▸ **Work request**
Output all of the records again, exactly as written.

╭─ Records for this task

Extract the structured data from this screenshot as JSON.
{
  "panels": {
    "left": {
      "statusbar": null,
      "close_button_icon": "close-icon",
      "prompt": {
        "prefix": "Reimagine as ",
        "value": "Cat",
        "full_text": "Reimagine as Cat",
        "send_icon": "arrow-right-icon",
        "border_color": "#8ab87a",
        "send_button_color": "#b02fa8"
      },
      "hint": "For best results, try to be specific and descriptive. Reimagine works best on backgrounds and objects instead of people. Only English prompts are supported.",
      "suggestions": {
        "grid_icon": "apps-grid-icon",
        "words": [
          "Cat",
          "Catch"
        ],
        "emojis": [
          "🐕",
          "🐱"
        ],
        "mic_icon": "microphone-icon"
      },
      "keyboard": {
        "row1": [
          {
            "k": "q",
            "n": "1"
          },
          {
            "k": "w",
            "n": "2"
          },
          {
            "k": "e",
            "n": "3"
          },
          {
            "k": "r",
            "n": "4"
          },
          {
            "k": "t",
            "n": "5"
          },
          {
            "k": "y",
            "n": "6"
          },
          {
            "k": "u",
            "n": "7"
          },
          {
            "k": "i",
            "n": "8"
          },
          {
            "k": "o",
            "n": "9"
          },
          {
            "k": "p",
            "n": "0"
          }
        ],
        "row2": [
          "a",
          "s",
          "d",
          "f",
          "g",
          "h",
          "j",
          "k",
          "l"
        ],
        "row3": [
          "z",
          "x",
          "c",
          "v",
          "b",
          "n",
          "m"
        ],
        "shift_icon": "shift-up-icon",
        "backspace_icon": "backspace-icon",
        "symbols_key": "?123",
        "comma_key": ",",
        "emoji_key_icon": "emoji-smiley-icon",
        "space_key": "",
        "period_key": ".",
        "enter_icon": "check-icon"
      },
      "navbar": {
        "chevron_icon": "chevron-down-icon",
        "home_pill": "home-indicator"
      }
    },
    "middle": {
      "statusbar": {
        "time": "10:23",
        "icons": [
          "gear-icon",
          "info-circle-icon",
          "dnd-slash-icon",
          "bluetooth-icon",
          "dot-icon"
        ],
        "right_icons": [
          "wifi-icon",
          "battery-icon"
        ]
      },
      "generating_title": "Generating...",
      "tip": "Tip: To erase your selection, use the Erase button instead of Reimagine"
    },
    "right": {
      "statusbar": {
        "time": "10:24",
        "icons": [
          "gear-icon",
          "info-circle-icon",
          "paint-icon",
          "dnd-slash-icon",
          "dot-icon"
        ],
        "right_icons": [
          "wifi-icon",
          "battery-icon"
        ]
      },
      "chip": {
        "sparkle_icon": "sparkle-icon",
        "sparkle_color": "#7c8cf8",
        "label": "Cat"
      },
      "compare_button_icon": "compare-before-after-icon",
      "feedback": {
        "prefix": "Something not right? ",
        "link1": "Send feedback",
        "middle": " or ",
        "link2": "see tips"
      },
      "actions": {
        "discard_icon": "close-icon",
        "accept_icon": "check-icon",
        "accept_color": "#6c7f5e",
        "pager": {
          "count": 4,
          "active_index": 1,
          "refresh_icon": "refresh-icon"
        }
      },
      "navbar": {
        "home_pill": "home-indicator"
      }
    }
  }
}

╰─

▸ **Finished task**
Extract the structured data from this screenshot as JSON.
{
  "panels": {
    "left": {
      "statusbar": null,
      "close_button_icon": "close-icon",
      "prompt": {
        "prefix": "Reimagine as ",
        "value": "Cat",
        "full_text": "Reimagine as Cat",
        "send_icon": "arrow-right-icon",
        "border_color": "#8ab87a",
        "send_button_color": "#b02fa8"
      },
      "hint": "For best results, try to be specific and descriptive. Reimagine works best on backgrounds and objects instead of people. Only English prompts are supported.",
      "suggestions": {
        "grid_icon": "apps-grid-icon",
        "words": [
          "Cat",
          "Catch"
        ],
        "emojis": [
          "🐕",
          "🐱"
        ],
        "mic_icon": "microphone-icon"
      },
      "keyboard": {
        "row1": [
          {
            "k": "q",
            "n": "1"
          },
          {
            "k": "w",
            "n": "2"
          },
          {
            "k": "e",
            "n": "3"
          },
          {
            "k": "r",
            "n": "4"
          },
          {
            "k": "t",
            "n": "5"
          },
          {
            "k": "y",
            "n": "6"
          },
          {
            "k": "u",
            "n": "7"
          },
          {
            "k": "i",
            "n": "8"
          },
          {
            "k": "o",
            "n": "9"
          },
          {
            "k": "p",
            "n": "0"
          }
        ],
        "row2": [
          "a",
          "s",
          "d",
          "f",
          "g",
          "h",
          "j",
          "k",
          "l"
        ],
        "row3": [
          "z",
          "x",
          "c",
          "v",
          "b",
          "n",
          "m"
        ],
        "shift_icon": "shift-up-icon",
        "backspace_icon": "backspace-icon",
        "symbols_key": "?123",
        "comma_key": ",",
        "emoji_key_icon": "emoji-smiley-icon",
        "space_key": "",
        "period_key": ".",
        "enter_icon": "check-icon"
      },
      "navbar": {
        "chevron_icon": "chevron-down-icon",
        "home_pill": "home-indicator"
      }
    },
    "middle": {
      "statusbar": {
        "time": "10:23",
        "icons": [
          "gear-icon",
          "info-circle-icon",
          "dnd-slash-icon",
          "bluetooth-icon",
          "dot-icon"
        ],
        "right_icons": [
          "wifi-icon",
          "battery-icon"
        ]
      },
      "generating_title": "Generating...",
      "tip": "Tip: To erase your selection, use the Erase button instead of Reimagine"
    },
    "right": {
      "statusbar": {
        "time": "10:24",
        "icons": [
          "gear-icon",
          "info-circle-icon",
          "paint-icon",
          "dnd-slash-icon",
          "dot-icon"
        ],
        "right_icons": [
          "wifi-icon",
          "battery-icon"
        ]
      },
      "chip": {
        "sparkle_icon": "sparkle-icon",
        "sparkle_color": "#7c8cf8",
        "label": "Cat"
      },
      "compare_button_icon": "compare-before-after-icon",
      "feedback": {
        "prefix": "Something not right? ",
        "link1": "Send feedback",
        "middle": " or ",
        "link2": "see tips"
      },
      "actions": {
        "discard_icon": "close-icon",
        "accept_icon": "check-icon",
        "accept_color": "#6c7f5e",
        "pager": {
          "count": 4,
          "active_index": 1,
          "refresh_icon": "refresh-icon"
        }
      },
      "navbar": {
        "home_pill": "home-indicator"
      }
    }
  }
}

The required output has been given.